Honeck credits watching Bernstein, Nikolaus Harnoncourt and others with helping him balance expression with ensemble. And slowly but surely Honeck moved on to professional ensembles.
"When I [left] the Philharmonic, I had already conducted all orchestras in Vienna, which was a little bit unusual, actually," he says.
That included prestigious pieces -- Dvorak's Ninth Symphony with the Vienna Symphony Orchestra, Stravinsky's ballet "Pulcinella" at the State Opera and Mozart operas at the Vienna Volksoper. But more often, he conducted off-the-beaten-path repertoire such as the Bruckner "Double Zero" Symphony and world premieres. "I could do this kind of repertoire ... because no one else was doing that. It was good for me."
His first major music directing post was to run an opera house, in Zurich, in 1991. "I [had] conducted only three operas when I went, which was a risk for the director of the opera," Honeck says, still with a hint of astonishment in his voice. (The operas were "Die Fledermaus," "Marriage of Figaro" and "Magic Flute.")
"Opera conducting is very different from the concert: the flexibility, the listening, [directing over] the distance to the choir and the singers. That was one of the most important steps of my conducting [development]."
In 1996, Honeck moved back to the orchestral world as one of three main conductors of the MDR Symphony Orchestra Leipzig, at which he had at his disposal an excellent choir. Here he conducted works such as Bruckner's "Te Deum" and Beethoven's "Missa solemnis." In 2000, he became head of the Swedish Radio Symphony Orchestra, the largest institution he had yet led.
"He went step and step above where he was before and the orchestras became better and better," says his manager agent Lothar Schacke.
And Honeck got better and better, too -- both more detailed in instruction and more effective in handling professional musicians. When Honeck conducted the Swedish ensemble, members felt as if they had "a very supportive friend," recalls Ola Karlsson, principal cellist. "Even if you didn't play well, he wouldn't get angry, though he is very persistent with things -- he could take 15 times to work on a dynamic."
"I was quite free to choose my repertoire there," he says. He did not conduct Bruckner, however. "I felt I did not have enough white hairs." (He now feels "ready" and will conduct Symphony No. 7 at Heinz Hall in November.)
Honeck's Viennese repertoire extends to the Second Viennese school of Schoenberg, Berg and Webern, as well as Zemlinsky and Hartmann. For Honeck, it is a work-by-work approach. "Webern's 'Six Pieces' is great music, but I would not say that I add now Webern as my favorite composer." The same goes with Shostakovich (he prefers the Fifth Symphony).

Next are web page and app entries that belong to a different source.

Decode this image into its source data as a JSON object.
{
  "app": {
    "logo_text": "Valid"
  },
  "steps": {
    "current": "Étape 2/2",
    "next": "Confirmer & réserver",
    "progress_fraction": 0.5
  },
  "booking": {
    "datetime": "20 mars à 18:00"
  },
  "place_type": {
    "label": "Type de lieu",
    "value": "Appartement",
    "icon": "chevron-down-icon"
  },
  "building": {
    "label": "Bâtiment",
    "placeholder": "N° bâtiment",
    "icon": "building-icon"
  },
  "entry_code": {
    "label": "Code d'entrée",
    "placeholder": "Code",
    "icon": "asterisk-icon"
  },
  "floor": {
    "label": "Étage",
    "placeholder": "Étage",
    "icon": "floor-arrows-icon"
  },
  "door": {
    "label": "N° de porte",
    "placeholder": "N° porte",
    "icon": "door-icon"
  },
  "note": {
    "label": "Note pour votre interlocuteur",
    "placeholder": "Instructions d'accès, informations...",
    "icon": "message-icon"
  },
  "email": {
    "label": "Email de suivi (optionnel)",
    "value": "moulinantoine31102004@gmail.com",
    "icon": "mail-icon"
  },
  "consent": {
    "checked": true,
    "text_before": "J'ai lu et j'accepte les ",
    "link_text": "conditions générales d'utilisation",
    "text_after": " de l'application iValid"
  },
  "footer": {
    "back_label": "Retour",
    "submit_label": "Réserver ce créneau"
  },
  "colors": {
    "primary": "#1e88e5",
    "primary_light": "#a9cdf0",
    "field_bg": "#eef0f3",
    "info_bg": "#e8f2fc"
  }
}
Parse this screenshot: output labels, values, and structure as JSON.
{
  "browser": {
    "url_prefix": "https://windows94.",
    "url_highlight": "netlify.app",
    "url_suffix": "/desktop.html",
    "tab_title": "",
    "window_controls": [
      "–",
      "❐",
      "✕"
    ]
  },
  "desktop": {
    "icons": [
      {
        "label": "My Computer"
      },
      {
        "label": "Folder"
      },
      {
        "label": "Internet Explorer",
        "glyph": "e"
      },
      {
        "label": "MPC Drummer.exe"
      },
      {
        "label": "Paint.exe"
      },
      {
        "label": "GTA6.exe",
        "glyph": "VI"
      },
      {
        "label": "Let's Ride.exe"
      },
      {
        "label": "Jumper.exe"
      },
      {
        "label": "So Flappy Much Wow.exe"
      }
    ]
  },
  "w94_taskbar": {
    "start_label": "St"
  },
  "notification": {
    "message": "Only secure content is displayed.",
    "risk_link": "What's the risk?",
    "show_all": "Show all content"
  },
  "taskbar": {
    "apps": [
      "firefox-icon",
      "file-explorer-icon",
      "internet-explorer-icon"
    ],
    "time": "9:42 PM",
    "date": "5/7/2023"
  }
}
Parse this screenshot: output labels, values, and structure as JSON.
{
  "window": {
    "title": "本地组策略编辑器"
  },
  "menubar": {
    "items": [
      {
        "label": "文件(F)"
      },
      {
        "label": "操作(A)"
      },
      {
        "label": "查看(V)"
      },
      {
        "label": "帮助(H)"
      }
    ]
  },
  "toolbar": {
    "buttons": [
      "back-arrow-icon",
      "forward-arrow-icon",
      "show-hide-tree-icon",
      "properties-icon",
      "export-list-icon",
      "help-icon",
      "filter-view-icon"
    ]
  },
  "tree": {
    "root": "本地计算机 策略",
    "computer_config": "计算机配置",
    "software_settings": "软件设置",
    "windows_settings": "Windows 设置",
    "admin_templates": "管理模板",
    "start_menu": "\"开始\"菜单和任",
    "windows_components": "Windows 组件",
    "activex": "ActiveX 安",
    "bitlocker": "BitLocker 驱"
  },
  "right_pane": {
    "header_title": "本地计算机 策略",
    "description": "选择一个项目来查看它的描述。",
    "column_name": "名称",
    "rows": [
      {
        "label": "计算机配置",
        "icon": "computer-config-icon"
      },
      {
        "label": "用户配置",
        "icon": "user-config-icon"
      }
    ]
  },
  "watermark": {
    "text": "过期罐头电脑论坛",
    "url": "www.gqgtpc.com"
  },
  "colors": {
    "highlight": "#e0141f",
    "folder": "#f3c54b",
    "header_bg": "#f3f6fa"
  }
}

While shepherding the PSO's artistic quality is his first priority, Honeck realizes it is crucial that he tend to the business side of an orchestra, even though his experience has been with state-supported ensembles.
"I am not the type who refuses to take part in the fundraising or to help the symphony to create this environment in which the audience feels extremely well to come to us," he says. Indeed, Honeck sees his job as making a convincing statement "that music is still the best ambassador of the world to bring people together" and "to create a musical environment in which people think they should come to Heinz Hall."
First Published September 14, 2008 12:00 am